On November 10, 2018, heart specialists presented the latest recommendations for preventing heart attacks from the American College of Cardiology and the American Heart Association: Treat all of their patients with recommendations for heart-attack-preventing lifestyle changes, and Treat all patients with significant heart attack risk factors with medications that lower blood levels of the bad LDL cholesterol.

How Do You Catch a Cold?

Colds and pneumonia are caused by infection. You do not pick up infections from cold weather, you get germs from other people who sneeze or cough in your face or transmit germs with their hands to objects that you touch.

How can I prevent wrinkles?

Unfortunately, there may not be much you can do; a study from Denmark shows that skin wrinkling and aging are influenced heavily by genetic factors.

Strengthen Bones with Weight Training

Your bones weaken progressively after age 30, and between ages 35 and 50, about 28 percent of North American men and women suffer from bone weakening called osteopenia. Just one year of lifting weights can strengthen the bones enough to help protect people from fractures.

NSAIDs and Heart Attack Risk

An analysis of 7,743 people suffering from osteoarthritis found that those who took NSAIDs (non-steroidal anti inflammatory drugs) were at 41 percent increased risk for suffering heart attacks, heart failure and strokes, compared to arthritis patients who did not take NSAIDs.

High Resting Heart Rate Unsafe

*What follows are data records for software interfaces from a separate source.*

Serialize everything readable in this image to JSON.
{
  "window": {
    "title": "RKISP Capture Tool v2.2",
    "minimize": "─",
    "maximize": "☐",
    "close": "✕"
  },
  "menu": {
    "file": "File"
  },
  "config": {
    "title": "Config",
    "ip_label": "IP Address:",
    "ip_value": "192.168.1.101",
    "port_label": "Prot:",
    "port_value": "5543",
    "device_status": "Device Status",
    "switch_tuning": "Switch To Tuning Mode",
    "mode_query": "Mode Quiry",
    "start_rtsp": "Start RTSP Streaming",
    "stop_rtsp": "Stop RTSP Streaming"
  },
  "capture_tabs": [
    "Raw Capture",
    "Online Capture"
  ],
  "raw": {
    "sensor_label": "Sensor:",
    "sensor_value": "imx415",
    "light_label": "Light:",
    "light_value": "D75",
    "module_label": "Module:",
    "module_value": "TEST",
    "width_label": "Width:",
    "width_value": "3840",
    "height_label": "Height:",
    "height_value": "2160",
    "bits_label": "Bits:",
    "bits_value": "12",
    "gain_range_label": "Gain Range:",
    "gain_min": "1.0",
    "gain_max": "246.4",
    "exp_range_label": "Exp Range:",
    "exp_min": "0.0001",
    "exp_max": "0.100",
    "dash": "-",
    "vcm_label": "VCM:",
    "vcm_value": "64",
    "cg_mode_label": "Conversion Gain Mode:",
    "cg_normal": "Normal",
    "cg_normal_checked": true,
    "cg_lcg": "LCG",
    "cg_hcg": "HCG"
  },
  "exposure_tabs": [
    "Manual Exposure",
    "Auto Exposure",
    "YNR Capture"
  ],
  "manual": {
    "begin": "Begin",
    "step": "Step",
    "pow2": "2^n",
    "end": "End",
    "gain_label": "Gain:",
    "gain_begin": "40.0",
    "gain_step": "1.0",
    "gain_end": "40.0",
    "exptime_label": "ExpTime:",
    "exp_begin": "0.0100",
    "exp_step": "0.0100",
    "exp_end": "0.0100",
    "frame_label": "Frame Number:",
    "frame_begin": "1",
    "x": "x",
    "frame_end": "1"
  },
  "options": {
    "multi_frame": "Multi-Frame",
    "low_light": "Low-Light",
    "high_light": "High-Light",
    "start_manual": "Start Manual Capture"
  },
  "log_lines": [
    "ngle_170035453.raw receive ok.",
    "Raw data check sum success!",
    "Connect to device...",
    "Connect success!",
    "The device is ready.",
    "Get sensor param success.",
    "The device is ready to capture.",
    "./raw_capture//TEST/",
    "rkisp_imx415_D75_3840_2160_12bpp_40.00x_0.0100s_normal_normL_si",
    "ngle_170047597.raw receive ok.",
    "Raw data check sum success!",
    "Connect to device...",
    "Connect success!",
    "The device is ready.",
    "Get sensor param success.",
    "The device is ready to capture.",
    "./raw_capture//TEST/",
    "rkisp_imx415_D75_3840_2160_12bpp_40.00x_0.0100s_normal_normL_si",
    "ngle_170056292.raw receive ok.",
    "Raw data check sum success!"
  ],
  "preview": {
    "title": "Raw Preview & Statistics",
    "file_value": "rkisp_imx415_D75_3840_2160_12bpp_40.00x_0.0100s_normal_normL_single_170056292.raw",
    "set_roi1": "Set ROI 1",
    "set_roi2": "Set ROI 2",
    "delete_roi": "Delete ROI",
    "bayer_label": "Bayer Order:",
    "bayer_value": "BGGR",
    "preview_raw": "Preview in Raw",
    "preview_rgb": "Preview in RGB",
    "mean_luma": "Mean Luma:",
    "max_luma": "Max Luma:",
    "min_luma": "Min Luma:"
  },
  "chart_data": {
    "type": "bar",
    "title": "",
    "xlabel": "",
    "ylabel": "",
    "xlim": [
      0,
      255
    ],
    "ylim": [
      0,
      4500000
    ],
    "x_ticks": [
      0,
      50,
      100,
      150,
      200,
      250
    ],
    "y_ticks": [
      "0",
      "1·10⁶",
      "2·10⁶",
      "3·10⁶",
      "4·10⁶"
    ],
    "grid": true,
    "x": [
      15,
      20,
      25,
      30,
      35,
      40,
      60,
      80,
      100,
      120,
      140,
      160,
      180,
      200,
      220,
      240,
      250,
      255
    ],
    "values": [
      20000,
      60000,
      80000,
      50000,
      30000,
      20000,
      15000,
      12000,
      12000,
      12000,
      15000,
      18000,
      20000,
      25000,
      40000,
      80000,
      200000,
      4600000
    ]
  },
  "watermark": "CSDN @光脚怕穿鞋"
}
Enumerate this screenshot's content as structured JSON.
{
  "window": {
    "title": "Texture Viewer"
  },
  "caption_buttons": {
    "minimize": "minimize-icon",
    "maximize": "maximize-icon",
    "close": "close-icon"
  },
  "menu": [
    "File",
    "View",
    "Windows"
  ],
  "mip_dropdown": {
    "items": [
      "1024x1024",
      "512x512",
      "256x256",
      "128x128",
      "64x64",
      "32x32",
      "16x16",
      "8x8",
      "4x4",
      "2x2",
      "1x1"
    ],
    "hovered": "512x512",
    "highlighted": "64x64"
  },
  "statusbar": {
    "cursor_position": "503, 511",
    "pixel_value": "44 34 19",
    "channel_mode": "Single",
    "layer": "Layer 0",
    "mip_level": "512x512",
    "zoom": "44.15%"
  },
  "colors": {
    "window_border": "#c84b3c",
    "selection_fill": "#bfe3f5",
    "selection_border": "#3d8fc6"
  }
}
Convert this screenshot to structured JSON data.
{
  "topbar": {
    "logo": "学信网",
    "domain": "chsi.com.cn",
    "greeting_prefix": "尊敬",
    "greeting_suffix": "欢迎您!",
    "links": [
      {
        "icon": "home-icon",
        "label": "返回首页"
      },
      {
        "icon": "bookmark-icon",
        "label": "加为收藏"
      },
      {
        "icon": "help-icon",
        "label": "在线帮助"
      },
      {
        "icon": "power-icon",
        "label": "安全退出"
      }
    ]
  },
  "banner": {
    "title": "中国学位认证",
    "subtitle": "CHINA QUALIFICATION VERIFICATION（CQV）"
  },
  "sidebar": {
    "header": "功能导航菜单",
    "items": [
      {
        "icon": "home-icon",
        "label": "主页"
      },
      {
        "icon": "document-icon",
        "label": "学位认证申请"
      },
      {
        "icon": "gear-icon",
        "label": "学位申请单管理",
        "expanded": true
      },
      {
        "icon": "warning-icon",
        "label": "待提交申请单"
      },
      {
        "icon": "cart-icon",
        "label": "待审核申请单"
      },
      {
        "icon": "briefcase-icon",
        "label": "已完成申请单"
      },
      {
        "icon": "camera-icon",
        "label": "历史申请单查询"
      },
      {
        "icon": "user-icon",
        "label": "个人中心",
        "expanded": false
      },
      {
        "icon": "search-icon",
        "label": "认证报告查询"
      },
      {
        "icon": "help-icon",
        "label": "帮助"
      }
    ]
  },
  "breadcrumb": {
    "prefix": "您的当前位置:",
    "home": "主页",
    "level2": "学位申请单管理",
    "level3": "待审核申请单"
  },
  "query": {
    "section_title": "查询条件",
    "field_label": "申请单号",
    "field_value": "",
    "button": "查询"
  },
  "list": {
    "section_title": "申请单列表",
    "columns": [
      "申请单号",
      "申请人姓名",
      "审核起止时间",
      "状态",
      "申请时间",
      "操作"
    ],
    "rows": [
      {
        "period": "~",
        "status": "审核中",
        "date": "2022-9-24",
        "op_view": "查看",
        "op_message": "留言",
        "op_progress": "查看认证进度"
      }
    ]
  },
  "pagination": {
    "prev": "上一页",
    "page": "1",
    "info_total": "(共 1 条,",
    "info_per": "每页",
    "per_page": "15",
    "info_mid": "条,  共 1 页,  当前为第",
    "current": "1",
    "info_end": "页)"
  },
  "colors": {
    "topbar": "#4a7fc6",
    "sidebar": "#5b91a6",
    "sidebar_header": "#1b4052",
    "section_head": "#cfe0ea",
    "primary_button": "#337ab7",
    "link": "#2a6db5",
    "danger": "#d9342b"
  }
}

A resting heart rate greater than 80 beats per minute is a strong predictor for future heart attacks, diabetes and even cancer. From 1974 to 2002, 53,322 healthy people were followed at the Cooper Clinic in Dallas, Texas. Those with a resting heart rate lower than 60 beats per minute were far less likely to suffer heart attacks or to die than those with a resting heart rate greater than 80 beats per minute